Ise and Nagoya are the yin and yang of Japan: Nagoya, an industrial capital and heart of the Toyota enterprise, and Ise, the most ancient sacred heart of Japanese culture.
Hidden away in the countryside north of the city of Nagoya is a phenomenal place – the Meiji Mura Museum. It is truly a Disneyland for Japanese history and architecture enthusiasts. We were all completed surprised and astounded by our experience there.
I had known that it was the location of the preserved front of the great Imperial Hotel inTokyo designed and executed by Frank Lloyd Wright which was demolished in 1967 — but what I didn’t know was the extent of the grounds, around 250 acres, and the great number of other Meiji Era buildings which were relocated, mainly starting from the late 1960’s, and reconstructed on this beautiful site. This was not just a rebuilding of the facades of buildings, but the reconstruction of entire large structures, such as imperial administration buildings, the main post office of Nagoya, a large scientific institute, an important bank building, as well as smaller historical buildings, such as a barber shop, glassblowing factory, small theater, a steam train and cable car, all exhibiting the transition from traditional Japanese style to Western style construction.
You could walk in and wander through these buildings, mostly unfurnished and unguarded, filled with exhibits and historical information. Bill and Trisha spent all their time at the Imperial Hotel, which included a larger area than I was expecting, with a tea shop and several lounges, while the rest of us walked through the prisons, the factories, and the mansions of a bygone era.
I think our experience was enhanced by the fact that it was beautifully cool and overcast and that there was nobody there — we were often the only visitors in sight and the only non-Japanese tourists. What an incredibly undertaking and statement of a culture’s investment in its historical past to create such a place!
We were accompanied by my friend of 25 years, Kumi, and her daughter Ami, who live in the area and met us for the day. When we returned to Nagoya we visited Kumi’s younger daughter Micki who works in the umbrella department of the Takashimaya Department Store. That was another eye-opening experience. Floor after floor filled with shoppers, mostly young – and even the umbrella display was staggering in extent! After dinner we walked back through the underground mall system which once again surprised us by the cleanliness and variety of stores and restaurants. Nagoya seems a small cosmos of a thriving community and I would like to spend a few more days here to enjoy the many museums in the area but other adventures await.
Our next day was spent in a very different kind of venue: visiting the sacred shrines of Shintoism on the Ise Peninsula. After a train ride South, we met up with our very enthusiastic guide who took us to an old rarely visited Shinto-turned-Buddhist temple, which serves as a final resting place for beloved pets.
The monk there showed us inside the main hall where he displayed both the gongs, cymbals and bells used in his rituals as well as an incredibly intricate 800-year old Chenrezi/Amitabha statue

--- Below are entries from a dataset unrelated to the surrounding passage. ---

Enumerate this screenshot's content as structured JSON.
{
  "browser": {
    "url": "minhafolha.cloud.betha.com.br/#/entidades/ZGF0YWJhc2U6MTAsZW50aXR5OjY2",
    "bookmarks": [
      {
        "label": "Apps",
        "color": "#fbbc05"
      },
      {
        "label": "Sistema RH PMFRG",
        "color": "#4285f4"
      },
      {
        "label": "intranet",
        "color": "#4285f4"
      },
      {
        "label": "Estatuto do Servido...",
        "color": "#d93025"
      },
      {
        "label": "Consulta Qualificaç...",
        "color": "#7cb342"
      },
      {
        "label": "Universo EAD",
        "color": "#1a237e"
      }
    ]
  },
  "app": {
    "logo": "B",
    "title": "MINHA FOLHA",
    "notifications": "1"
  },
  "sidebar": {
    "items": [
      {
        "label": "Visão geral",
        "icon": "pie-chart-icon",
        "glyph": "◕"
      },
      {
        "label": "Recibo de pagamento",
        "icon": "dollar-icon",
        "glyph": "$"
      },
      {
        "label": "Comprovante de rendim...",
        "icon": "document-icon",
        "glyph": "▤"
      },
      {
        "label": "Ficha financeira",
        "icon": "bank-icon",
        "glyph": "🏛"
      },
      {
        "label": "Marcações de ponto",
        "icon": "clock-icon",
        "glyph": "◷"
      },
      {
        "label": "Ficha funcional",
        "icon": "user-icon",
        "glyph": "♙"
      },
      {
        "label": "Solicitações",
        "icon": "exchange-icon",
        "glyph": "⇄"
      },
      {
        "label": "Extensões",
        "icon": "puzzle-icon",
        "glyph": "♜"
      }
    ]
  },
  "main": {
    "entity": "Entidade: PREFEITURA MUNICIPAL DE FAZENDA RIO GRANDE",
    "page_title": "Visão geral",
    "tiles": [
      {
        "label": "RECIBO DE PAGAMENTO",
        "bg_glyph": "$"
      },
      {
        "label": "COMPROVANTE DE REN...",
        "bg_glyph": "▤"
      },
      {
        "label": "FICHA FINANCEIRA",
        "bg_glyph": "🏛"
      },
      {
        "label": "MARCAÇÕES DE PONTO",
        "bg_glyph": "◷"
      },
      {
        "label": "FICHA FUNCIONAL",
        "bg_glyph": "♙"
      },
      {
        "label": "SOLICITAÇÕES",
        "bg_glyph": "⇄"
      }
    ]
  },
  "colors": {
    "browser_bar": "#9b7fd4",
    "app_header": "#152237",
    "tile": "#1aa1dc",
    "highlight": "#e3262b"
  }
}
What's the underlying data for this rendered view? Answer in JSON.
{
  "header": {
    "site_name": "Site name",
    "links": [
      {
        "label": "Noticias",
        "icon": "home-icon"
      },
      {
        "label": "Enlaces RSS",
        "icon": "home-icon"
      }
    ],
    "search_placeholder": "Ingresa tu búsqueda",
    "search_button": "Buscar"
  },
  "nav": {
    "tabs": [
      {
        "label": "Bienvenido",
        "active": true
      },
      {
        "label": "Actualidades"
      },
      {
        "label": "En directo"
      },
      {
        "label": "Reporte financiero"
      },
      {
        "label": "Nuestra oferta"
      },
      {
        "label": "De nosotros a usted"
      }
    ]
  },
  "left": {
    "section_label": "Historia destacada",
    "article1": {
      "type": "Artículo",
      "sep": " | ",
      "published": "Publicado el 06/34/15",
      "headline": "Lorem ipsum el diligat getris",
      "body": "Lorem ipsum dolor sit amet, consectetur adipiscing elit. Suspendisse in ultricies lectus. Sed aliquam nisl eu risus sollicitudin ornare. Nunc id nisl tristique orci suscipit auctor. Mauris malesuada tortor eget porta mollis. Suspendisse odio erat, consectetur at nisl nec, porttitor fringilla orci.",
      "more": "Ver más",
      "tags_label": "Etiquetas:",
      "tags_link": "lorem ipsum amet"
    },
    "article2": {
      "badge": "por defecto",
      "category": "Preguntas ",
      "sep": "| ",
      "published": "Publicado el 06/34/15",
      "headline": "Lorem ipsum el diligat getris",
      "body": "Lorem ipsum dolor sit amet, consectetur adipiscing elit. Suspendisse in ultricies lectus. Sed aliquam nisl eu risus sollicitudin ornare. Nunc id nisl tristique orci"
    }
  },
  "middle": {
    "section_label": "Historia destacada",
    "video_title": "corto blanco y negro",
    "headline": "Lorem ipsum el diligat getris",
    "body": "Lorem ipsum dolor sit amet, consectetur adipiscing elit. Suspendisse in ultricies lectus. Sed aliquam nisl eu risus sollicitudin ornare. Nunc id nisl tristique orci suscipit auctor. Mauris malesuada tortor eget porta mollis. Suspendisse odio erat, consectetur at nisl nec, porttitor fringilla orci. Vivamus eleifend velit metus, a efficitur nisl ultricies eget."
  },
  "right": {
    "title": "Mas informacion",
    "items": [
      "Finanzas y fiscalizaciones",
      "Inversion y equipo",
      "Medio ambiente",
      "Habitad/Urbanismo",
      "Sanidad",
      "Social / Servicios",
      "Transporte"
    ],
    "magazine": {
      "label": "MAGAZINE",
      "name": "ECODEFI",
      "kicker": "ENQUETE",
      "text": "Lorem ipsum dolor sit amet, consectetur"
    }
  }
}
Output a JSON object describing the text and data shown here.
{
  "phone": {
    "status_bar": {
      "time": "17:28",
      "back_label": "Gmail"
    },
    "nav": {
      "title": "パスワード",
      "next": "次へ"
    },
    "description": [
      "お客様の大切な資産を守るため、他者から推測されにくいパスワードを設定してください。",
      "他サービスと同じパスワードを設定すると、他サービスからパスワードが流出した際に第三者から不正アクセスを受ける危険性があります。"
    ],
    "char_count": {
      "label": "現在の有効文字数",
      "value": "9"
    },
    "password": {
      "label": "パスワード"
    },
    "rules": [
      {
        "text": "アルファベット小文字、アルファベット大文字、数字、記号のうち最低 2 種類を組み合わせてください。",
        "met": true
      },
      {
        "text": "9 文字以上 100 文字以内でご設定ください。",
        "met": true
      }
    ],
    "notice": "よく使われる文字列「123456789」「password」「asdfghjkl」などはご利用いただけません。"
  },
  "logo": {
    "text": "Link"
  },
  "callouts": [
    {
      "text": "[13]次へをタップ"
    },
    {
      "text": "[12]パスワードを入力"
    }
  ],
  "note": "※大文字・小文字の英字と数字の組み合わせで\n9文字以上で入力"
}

The “wedded rocks” are part of the ancient Shinto purification rituals and are seen on a beautiful walk along a wind-swept shore – withgood-luck frog statues everywhere.
Finally, into the heart of Shinto belief and the great shrines of Geku and Naiku, living places of worship, secluded in forests maintained by armies of gardeners and tree experts for thousands for years. Great towering cedars and cypress, huge camphor trees and areas of meticulously pruned bonsai pines.
The main shrines themselves can not be seen by mere mortals – that is only for the god-like emperor — but the unpainted wood with pure gold decoration, the great tori gates and bridges over the purest of running water creates a peaceful hushed atmosphere.
One could feel how the connection between man and nature, at the heart of Shinto belief, is palpable in this very special place. With forests grown and protected for 5 generations of families to allow the continual reconstruction every 20 years of each of the many small and large Shinto shrines in Ise Jingu area, this is indeed a marvel of man’s ability to appropriately work with nature to maintain its pure state.
The hedonists among us (i.e. all of us) then walked through the small local community dedicated to feeding and supplying the hoards of tourists and worshippers (once again, it was very empty on this date), enjoying the gorgeous small shops that were selling foods we were unable to recognize – except for the well-known soft serve ice cream which provided refreshment for most before we took a bus to the train and back to Nagoya.
We take hot baths together almost every night in the womens soaking area of the the hotel — a relaxing ritual and helping us all sleep a little better at night.